>>

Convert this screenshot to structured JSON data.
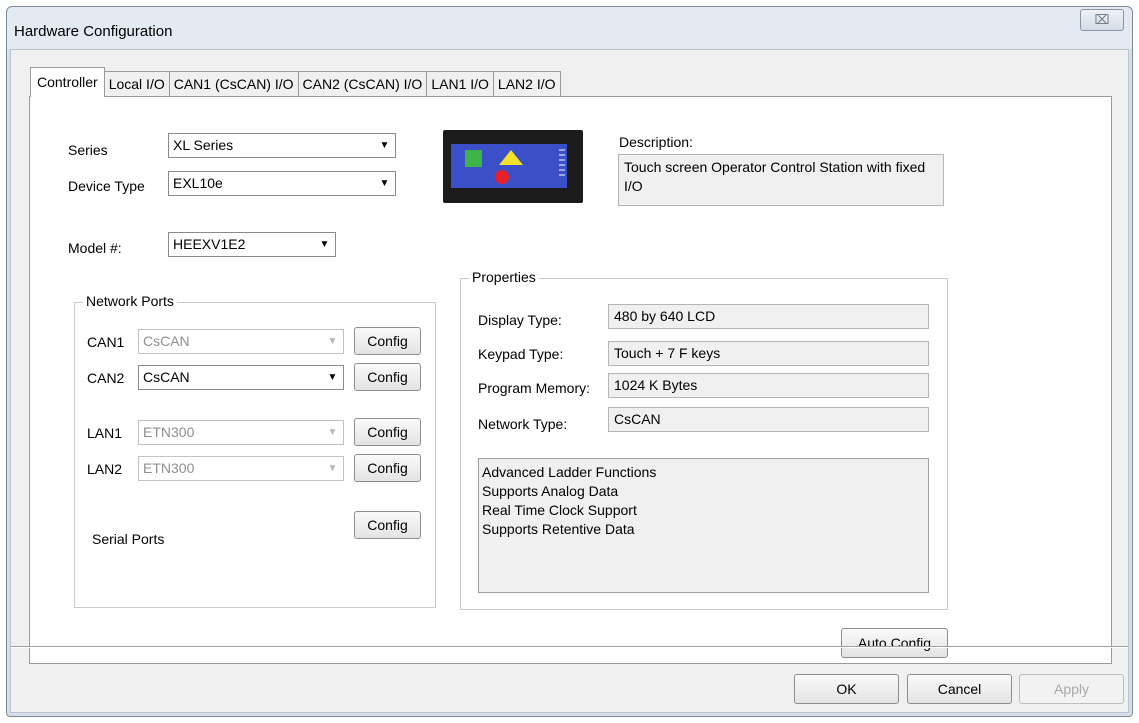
{
  "window": {
    "title": "Hardware Configuration",
    "close_glyph": "⌧"
  },
  "tabs": [
    {
      "label": "Controller",
      "active": true
    },
    {
      "label": "Local I/O",
      "active": false
    },
    {
      "label": "CAN1 (CsCAN) I/O",
      "active": false
    },
    {
      "label": "CAN2 (CsCAN) I/O",
      "active": false
    },
    {
      "label": "LAN1 I/O",
      "active": false
    },
    {
      "label": "LAN2 I/O",
      "active": false
    }
  ],
  "controller": {
    "series_label": "Series",
    "series_value": "XL Series",
    "device_type_label": "Device Type",
    "device_type_value": "EXL10e",
    "model_label": "Model #:",
    "model_value": "HEEXV1E2",
    "description_label": "Description:",
    "description_value": "Touch screen Operator Control Station with fixed I/O"
  },
  "network_ports": {
    "legend": "Network Ports",
    "ports": [
      {
        "label": "CAN1",
        "value": "CsCAN",
        "enabled": false
      },
      {
        "label": "CAN2",
        "value": "CsCAN",
        "enabled": true
      },
      {
        "label": "LAN1",
        "value": "ETN300",
        "enabled": false
      },
      {
        "label": "LAN2",
        "value": "ETN300",
        "enabled": false
      }
    ],
    "serial_label": "Serial Ports",
    "config_label": "Config"
  },
  "properties": {
    "legend": "Properties",
    "display_type_label": "Display Type:",
    "display_type_value": "480 by 640 LCD",
    "keypad_type_label": "Keypad Type:",
    "keypad_type_value": "Touch + 7 F keys",
    "program_memory_label": "Program Memory:",
    "program_memory_value": "1024 K Bytes",
    "network_type_label": "Network Type:",
    "network_type_value": "CsCAN",
    "features": [
      "Advanced Ladder Functions",
      "Supports Analog Data",
      "Real Time Clock Support",
      "Supports Retentive Data"
    ]
  },
  "buttons": {
    "auto_config": "Auto Config",
    "ok": "OK",
    "cancel": "Cancel",
    "apply": "Apply"
  },
  "icons": {
    "dropdown": "▼",
    "device": "operator-panel-device-icon"
  },
  "colors": {
    "device_bezel": "#1b1b1b",
    "device_screen": "#3a4fc8",
    "device_square": "#3cb44a",
    "device_triangle": "#f2e22a",
    "device_dot": "#e8202a"
  }
}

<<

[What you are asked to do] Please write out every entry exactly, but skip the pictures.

[Answer]
Convert this screenshot to structured JSON data.
{
  "window": {
    "title": "Hardware Configuration",
    "close_glyph": "⌧"
  },
  "tabs": [
    {
      "label": "Controller",
      "active": true
    },
    {
      "label": "Local I/O",
      "active": false
    },
    {
      "label": "CAN1 (CsCAN) I/O",
      "active": false
    },
    {
      "label": "CAN2 (CsCAN) I/O",
      "active": false
    },
    {
      "label": "LAN1 I/O",
      "active": false
    },
    {
      "label": "LAN2 I/O",
      "active": false
    }
  ],
  "controller": {
    "series_label": "Series",
    "series_value": "XL Series",
    "device_type_label": "Device Type",
    "device_type_value": "EXL10e",
    "model_label": "Model #:",
    "model_value": "HEEXV1E2",
    "description_label": "Description:",
    "description_value": "Touch screen Operator Control Station with fixed I/O"
  },
  "network_ports": {
    "legend": "Network Ports",
    "ports": [
      {
        "label": "CAN1",
        "value": "CsCAN",
        "enabled": false
      },
      {
        "label": "CAN2",
        "value": "CsCAN",
        "enabled": true
      },
      {
        "label": "LAN1",
        "value": "ETN300",
        "enabled": false
      },
      {
        "label": "LAN2",
        "value": "ETN300",
        "enabled": false
      }
    ],
    "serial_label": "Serial Ports",
    "config_label": "Config"
  },
  "properties": {
    "legend": "Properties",
    "display_type_label": "Display Type:",
    "display_type_value": "480 by 640 LCD",
    "keypad_type_label": "Keypad Type:",
    "keypad_type_value": "Touch + 7 F keys",
    "program_memory_label": "Program Memory:",
    "program_memory_value": "1024 K Bytes",
    "network_type_label": "Network Type:",
    "network_type_value": "CsCAN",
    "features": [
      "Advanced Ladder Functions",
      "Supports Analog Data",
      "Real Time Clock Support",
      "Supports Retentive Data"
    ]
  },
  "buttons": {
    "auto_config": "Auto Config",
    "ok": "OK",
    "cancel": "Cancel",
    "apply": "Apply"
  },
  "icons": {
    "dropdown": "▼",
    "device": "operator-panel-device-icon"
  },
  "colors": {
    "device_bezel": "#1b1b1b",
    "device_screen": "#3a4fc8",
    "device_square": "#3cb44a",
    "device_triangle": "#f2e22a",
    "device_dot": "#e8202a"
  }
}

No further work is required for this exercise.